Why was the Tower of Pisa built?
WHY was the leaning Tower of Pisa built? To show the world just how important the city was, the people of Pisa decided to build a great cathedral complex, the Field of Miracles. The plan included a cathedral, a baptistery, a bell tower (the Tower of Pisa) and a cemetery.
Who built the Leaning Tower of Pisa and why?
|Leaning Tower of Pisa|
Where was the tower of Pisa built?
In 1173, construction began on a white marble bell tower for the cathedral complex in Pisa, located between the Arno and Serchio rivers in Tuscany, central Italy.
Why is Italy’s Pisa Cathedral so well known?
Pisa Cathedral – One of the wonders of Italy The architect Buscheto combined Eastern architecture, Byzantine features and Lombard decoration to create a new style, called ‘Pisan Romanesque’. Enlarged in 1118, it was the biggest Cathedral in Europe for almost a century, and the pride of the city.
Was the Leaning Tower of Pisa an accident?
The fact that the Leaning Tower of Pisa has even made it this far is a fortunate historical accident. The tower was built over a period of 200 years, between 1173 and 1372 A.D. At that point, fortunately for the landmark, war broke out between the Italian city-state of Pisa, where the tower was being built, and Genoa.
Is the Tower of Pisa still standing?
The Leaning Tower of Pisa has been leaning for over 800 years and, despite earthquakes, storms and wars, it is still standing. However, a Team of engineers is constantly monitoring its inclination and people in Pisa are ready to take action to save the Tower should its inclination become critical.
How long has the Tower of Pisa been leaning?
|Leaning Tower of Pisa|
|Height (max)||55.86 m (183 ft 3 in)|
What was the original purpose of the Tower of Pisa?
The tower’s original purpose was as a bell tower for the Pisa cathedral. In 1172, a wealthy Italian widow named Berta di Bernardo left 60 coins in her will for a group charged with constructing the tower to buy stones to build it.
Why is the Leaning Tower of Pisa so popular?
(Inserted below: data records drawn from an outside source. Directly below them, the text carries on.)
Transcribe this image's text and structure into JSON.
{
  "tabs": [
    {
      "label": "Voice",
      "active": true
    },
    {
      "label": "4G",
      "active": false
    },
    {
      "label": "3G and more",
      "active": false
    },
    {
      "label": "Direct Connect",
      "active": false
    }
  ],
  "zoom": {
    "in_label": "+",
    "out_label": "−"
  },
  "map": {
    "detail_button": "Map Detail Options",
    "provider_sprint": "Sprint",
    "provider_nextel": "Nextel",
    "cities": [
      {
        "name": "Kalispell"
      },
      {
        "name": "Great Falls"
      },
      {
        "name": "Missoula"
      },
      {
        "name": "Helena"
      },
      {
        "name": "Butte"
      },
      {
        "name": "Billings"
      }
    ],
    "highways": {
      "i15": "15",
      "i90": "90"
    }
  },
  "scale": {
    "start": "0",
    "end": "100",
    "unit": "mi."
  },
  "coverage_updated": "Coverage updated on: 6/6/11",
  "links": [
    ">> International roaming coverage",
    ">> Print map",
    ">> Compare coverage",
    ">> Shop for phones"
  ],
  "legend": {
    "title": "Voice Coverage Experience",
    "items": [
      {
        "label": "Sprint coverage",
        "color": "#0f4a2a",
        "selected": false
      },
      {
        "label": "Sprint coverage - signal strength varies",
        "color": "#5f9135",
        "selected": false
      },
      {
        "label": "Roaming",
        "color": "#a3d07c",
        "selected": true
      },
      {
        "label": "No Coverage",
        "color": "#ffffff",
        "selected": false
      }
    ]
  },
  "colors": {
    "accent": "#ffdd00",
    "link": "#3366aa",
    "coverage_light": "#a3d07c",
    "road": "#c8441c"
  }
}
Most likely the reason why the leaning tower of Pisa is more famous than the one in Bologna is because it is supposedly the site of Galileo’s alleged experiment demonstrating that, at least when there is no air resistance, objects of different mass fall at the same rate.
Who are the creators of the Leaning Tower of Pisa?
There has been controversy about the real identity of the architect of the Leaning Tower of Pisa. For many years, the design was attributed to Guglielmo and Bonanno Pisano ,  a well-known 12th-century resident artist of Pisa, known for his bronze casting , particularly in the Pisa Duomo .
Which town is famous for Leaning Tower of Pisa in Italy?
The Leaning Tower of Pisa (Italian: Torre pendente di Pisa) or simply the Tower of Pisa (Torre di Pisa [ˈtorre di ˈpiːsa; ˈpiːza]) is the campanile, or freestanding bell tower, of the cathedral of the Italian city of Pisa, known worldwide for its unintended tilt.